Last fall, the song was stuck in kids’ heads. The “ring-ding-ding-ding-dingeringeding!” of “The Fox (What Does the Fox Say?)” could be heard in lunchrooms, on school buses and wherever YouTube was being played. And everyone seemed to know the dance moves from the music video.

In 2014, the frenzy had died down. Kids were buzzing about the movie “Frozen,” the Winter Olympics and selfies at the Oscars. And when it came time for The Washington Post’s annual Peeps Diorama Contest, that buzz inspired many kids to craft elaborate scenes with snowboarding marshmallow figures. But a sly “Fox”-based diorama ended up winning over the judges to place first among more than 150 kids’ entries.

Caroline Roberts-Gaal, 12, who created “What Does the Peep Say?” with friends from her Bethesda neighborhood, said she thought the Winter Olympics would be a very popular theme.

“We decided we would do something older,” she said.

The song and video by the Norwegian duo Ylvis came to mind, Caroline said.

The singers go through a list of animal sounds — “cow goes moo / frog goes croak” — until they ask “What does the fox say?” and present a lot of silly possibilities.

These kids came up with an answer to the more important question: “What does the Peep say?” (“Peep!” of course.)

But it wasn’t just the idea that got the judges’ notice, it was the details. The Peeps that portrayed the animals in the song were dressed in felt or feathers. Zoe White, 11, Lauren Gates, 13, and Caroline divided up costuming duties.

Zack and Zeke White, and Hugo Byrne, all 9, helped create tiny food for the picnic table and gathered gravel, moss and sticks for the scenery. The background, with modern houses similar to one in the music video, was made from photos of neighborhood homes.

“The balcony was the hardest part,” Lauren said of the popsicle-stick replica of the one from the video’s first scene.
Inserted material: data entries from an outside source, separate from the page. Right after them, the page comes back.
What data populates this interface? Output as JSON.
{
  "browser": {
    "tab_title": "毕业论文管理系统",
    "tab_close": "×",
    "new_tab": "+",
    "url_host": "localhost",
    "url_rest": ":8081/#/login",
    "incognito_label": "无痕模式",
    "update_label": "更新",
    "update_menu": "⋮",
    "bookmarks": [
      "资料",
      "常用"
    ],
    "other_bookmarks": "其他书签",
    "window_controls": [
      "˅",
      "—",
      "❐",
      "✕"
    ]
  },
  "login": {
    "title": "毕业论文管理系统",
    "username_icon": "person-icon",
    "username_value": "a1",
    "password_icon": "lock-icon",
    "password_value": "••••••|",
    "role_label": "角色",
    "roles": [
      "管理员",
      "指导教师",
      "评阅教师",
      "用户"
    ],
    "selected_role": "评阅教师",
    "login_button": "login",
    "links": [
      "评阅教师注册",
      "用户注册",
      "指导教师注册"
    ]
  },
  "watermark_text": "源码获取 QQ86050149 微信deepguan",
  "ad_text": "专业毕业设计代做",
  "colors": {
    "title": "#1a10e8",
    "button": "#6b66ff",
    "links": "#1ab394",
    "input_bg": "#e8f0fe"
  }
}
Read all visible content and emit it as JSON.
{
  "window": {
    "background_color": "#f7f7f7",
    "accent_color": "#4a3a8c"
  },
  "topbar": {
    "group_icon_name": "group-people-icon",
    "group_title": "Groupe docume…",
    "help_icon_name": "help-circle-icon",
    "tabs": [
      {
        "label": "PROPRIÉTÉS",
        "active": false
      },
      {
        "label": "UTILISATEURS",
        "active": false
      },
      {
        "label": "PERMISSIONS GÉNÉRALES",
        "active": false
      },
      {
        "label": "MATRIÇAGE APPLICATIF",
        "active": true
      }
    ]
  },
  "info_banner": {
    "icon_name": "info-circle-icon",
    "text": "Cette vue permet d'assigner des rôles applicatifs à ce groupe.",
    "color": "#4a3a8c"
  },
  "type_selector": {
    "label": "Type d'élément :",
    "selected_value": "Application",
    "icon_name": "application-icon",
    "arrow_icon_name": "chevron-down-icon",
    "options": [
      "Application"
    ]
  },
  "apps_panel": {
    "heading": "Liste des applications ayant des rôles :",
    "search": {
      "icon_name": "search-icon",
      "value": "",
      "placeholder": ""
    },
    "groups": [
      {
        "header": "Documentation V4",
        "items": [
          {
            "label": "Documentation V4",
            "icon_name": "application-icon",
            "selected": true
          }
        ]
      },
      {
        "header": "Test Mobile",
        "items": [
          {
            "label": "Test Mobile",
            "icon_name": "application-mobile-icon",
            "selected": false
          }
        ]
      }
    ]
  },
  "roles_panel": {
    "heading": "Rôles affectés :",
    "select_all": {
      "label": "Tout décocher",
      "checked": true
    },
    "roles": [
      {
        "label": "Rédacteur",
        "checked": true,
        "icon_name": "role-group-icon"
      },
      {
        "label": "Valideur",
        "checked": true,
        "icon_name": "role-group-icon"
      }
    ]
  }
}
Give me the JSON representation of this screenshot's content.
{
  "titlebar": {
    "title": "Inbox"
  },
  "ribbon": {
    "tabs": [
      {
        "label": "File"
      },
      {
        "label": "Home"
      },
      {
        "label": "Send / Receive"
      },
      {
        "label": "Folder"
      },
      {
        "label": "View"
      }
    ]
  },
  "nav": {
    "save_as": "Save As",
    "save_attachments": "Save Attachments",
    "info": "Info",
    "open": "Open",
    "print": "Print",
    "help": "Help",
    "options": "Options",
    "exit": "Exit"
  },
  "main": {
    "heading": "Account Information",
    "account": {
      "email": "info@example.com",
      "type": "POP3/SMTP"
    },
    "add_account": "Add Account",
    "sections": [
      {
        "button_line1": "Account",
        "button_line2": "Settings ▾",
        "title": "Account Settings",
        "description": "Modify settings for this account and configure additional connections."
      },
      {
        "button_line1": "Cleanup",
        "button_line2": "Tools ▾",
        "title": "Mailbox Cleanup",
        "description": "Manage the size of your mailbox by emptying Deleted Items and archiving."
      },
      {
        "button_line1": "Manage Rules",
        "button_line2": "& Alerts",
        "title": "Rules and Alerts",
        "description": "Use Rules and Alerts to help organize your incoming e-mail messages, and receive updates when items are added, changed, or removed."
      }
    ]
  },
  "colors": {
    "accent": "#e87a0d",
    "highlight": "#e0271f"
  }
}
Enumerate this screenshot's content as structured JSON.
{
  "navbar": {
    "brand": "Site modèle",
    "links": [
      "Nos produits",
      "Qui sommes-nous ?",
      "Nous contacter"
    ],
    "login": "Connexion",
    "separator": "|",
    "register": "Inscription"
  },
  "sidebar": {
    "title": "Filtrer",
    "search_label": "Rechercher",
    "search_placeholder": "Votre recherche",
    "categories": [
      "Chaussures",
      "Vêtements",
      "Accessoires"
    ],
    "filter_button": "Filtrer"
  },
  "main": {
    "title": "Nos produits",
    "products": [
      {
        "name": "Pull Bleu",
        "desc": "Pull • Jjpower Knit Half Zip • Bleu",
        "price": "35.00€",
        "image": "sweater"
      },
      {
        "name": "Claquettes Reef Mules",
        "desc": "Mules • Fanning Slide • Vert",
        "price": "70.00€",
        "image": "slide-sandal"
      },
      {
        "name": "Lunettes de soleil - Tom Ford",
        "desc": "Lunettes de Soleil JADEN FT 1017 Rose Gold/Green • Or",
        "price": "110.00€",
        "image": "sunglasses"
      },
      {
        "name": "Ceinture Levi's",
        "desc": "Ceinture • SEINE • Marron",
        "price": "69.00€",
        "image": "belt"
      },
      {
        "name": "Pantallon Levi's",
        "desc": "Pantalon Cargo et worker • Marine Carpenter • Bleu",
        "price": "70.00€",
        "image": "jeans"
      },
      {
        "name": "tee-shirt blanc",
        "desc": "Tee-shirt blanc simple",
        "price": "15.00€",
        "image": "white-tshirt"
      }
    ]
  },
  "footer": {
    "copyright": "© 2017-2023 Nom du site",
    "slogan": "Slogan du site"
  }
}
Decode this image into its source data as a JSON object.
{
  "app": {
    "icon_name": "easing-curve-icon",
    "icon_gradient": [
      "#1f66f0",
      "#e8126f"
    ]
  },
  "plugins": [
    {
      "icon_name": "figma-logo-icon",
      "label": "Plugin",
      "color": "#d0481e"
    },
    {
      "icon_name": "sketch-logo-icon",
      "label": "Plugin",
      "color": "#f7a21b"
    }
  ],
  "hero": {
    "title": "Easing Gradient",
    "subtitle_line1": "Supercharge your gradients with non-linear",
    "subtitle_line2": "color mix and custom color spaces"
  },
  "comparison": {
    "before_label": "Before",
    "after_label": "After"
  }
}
The kids spent about 10 to 12 hours over a weekend and a snow day creating the scene, according to mom Courtney Roberts, who coordinated the effort and housed the diorama in her kitchen.

The finished work featured 18 Peeps, but the kids estimated that they had more than twice that number when they started. Some said the sticky sweets weren’t that tempting.

“I actually don’t like them too much,” Lauren said. She admitted sampling a few during the creative process, however.

“I haven’t tried them,” Hugo said, insisting that he wasn’t aiming to fool a reporter.

The kids said they didn’t believe it at first when they found out the contest results. Then the excitement hit.

“When I heard we won, I started dancing,” Zack said.

It’s not hard to guess what the dance was.

More Peeps

Check out photos of our favorite kids Peeps dioramas at and adult winners in The Washington Post Magazine and at Always ask a parent before going online.

— Christina Barron